Wikipedia has a list of the stories contained within the, in my case, cheap covers. Which saves me the trouble of typing it out and/or locating the book. I especially like the Montague Egg stories, and in my opinion Montague Egg could have done with some feature novels for himself (an opinion I don't share with the author of that Wikipedia article). Of the other stories I'd like to mention The Leopard Lady, because it deals with the cold-blooded murder of a child,which feels uncharacteristic for the time and the genre. I can't remember coming across it before, and was surprised that the child does actually die - I was expecting a sudden rescue. Also, The Milk Bottles gives a nice little look into the troubles of journalism, with editors mangling the writers one- and two-column pieces so much even the writers don't recognize them afterwards. Now, I wouldn't say these stories are any better than the others, I just was struck more by those two themes. Like most short stories from The Golden Age they smack of bread-and-butter-writing, which I quite like - as though they were written to be printed in magazines just to pay the bills.
Ideally I'd like to write something about each story, because a quick google shows that this isn't easy to find online and someone out there might be looking for it, but I think this will have to wait for someone more dedicated to scholarship than myself. Allow me a quote, made possible by an online version of the book:
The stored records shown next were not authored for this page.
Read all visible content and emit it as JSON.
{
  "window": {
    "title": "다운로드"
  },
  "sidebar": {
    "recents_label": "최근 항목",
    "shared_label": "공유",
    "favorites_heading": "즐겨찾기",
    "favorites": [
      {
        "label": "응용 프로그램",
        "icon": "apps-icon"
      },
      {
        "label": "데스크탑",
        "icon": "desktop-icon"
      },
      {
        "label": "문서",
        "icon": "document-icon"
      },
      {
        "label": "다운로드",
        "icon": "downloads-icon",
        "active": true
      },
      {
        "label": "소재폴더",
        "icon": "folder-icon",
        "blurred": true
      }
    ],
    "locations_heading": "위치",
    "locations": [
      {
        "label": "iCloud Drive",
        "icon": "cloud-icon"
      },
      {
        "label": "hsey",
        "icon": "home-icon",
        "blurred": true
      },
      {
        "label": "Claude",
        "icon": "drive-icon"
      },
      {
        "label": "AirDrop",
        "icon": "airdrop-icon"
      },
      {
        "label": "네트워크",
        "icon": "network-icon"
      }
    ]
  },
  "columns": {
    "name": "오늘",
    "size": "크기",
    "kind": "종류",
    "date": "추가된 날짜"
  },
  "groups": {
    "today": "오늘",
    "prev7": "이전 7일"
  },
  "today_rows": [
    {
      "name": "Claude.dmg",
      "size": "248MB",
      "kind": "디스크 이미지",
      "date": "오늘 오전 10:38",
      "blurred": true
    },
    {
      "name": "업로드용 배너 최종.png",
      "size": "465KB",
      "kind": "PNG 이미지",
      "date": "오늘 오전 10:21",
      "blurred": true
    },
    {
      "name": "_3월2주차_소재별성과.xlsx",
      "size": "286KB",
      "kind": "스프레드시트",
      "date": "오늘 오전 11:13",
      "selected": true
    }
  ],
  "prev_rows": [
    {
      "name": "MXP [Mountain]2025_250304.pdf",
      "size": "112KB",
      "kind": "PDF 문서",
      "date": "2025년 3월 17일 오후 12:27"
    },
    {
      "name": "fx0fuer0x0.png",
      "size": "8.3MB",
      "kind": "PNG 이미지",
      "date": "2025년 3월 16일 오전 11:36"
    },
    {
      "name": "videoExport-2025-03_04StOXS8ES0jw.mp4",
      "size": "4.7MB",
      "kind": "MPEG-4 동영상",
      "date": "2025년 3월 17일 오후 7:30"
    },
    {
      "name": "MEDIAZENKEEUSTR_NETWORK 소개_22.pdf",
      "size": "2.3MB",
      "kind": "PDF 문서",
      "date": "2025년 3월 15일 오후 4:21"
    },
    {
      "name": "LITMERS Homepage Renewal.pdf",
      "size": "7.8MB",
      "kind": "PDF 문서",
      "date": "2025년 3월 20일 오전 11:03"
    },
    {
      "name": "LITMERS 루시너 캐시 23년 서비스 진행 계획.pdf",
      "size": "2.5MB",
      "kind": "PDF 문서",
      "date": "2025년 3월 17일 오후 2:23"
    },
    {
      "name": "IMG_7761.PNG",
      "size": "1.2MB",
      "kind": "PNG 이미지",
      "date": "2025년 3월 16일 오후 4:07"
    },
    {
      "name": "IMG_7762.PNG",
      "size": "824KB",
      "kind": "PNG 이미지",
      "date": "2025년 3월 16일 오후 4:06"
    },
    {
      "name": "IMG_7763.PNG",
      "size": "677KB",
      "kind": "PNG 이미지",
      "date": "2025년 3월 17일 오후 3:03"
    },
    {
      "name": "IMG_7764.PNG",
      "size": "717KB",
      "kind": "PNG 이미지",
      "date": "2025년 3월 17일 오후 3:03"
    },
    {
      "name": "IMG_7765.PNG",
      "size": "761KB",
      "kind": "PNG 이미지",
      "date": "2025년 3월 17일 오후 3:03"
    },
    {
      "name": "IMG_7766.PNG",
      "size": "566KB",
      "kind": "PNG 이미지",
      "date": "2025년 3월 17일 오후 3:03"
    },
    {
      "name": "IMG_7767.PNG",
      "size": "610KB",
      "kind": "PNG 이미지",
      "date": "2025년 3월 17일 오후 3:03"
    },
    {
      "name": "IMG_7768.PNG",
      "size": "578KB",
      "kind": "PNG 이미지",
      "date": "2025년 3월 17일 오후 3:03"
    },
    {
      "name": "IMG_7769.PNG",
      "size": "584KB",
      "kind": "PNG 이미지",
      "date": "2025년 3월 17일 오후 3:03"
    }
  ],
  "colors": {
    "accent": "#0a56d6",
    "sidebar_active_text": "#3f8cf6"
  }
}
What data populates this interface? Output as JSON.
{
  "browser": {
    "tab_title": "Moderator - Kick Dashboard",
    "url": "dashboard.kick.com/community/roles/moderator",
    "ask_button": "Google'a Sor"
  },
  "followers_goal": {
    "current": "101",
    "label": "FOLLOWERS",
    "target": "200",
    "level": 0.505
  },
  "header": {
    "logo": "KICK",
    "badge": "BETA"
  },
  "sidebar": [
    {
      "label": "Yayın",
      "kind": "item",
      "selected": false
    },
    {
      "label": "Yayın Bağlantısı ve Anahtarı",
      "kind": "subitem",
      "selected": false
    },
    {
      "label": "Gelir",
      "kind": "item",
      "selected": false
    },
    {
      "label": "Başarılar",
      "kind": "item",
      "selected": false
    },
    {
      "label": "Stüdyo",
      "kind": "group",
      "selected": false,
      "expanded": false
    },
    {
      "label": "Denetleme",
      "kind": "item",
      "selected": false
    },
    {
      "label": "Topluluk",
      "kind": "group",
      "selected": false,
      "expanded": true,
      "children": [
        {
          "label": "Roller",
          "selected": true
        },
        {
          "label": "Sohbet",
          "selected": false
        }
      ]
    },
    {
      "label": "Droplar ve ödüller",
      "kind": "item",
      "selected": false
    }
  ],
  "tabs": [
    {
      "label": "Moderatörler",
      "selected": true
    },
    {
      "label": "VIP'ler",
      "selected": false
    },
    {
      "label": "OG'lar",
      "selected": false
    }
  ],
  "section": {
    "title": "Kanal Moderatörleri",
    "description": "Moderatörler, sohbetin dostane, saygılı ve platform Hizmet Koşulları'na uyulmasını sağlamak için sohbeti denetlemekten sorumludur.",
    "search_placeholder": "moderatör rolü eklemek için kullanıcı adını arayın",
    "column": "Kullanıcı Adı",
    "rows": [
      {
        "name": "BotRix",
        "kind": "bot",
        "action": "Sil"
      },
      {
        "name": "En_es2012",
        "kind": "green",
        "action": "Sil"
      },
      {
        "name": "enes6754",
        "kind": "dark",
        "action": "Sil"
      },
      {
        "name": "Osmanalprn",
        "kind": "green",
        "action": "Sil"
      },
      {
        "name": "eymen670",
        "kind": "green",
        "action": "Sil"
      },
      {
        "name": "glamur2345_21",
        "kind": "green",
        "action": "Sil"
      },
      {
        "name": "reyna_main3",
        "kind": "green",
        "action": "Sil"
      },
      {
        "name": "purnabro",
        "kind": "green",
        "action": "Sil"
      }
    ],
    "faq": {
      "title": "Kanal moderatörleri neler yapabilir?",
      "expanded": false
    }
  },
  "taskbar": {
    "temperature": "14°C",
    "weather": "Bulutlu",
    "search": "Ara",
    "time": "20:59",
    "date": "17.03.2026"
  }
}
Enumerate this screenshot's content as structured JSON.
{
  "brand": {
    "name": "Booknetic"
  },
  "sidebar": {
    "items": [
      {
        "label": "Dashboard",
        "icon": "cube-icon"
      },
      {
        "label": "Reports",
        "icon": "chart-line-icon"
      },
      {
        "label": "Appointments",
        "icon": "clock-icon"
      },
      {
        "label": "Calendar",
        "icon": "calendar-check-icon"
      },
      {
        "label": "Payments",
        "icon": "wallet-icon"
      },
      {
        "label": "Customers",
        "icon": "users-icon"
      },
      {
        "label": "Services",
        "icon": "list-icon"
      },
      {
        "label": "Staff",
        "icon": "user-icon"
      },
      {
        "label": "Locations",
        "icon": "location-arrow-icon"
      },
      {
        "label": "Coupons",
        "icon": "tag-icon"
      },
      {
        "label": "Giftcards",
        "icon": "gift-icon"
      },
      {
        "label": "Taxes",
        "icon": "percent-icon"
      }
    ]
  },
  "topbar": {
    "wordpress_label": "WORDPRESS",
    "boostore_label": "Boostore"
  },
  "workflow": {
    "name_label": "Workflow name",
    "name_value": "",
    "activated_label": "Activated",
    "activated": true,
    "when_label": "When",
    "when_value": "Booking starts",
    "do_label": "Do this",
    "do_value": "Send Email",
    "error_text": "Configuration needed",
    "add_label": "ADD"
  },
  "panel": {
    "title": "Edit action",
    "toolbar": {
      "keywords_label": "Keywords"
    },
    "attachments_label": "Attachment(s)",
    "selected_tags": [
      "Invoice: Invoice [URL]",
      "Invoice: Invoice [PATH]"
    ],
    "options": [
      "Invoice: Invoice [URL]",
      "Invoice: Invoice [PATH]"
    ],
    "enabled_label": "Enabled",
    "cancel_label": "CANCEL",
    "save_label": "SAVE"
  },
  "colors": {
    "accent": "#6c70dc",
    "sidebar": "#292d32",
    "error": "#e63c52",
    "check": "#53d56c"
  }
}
There were, he knew, only three bedrooms in this isolated corridor; his own, in the middle; on the left, No. 8, containing old Waters, of Messrs. Brotherhood, Ltd., the soft-drinks-and-confectionery firm; on the right, No. 10, allotted to that stout man who travelled in jewellery, whose name was Pringle, and who had stuffed himself up that evening with dubious mackerel and underdone pork, to the admiration of all beholders. Close behind the head of Monty’s bed, the rich and rhythmical snoring of old Waters shook the thin partition like the vibration of a passing lorry. It must be Pringle who was making the uproar; mackerel and pork were the most probable explanation.
Obviously recommended, duh.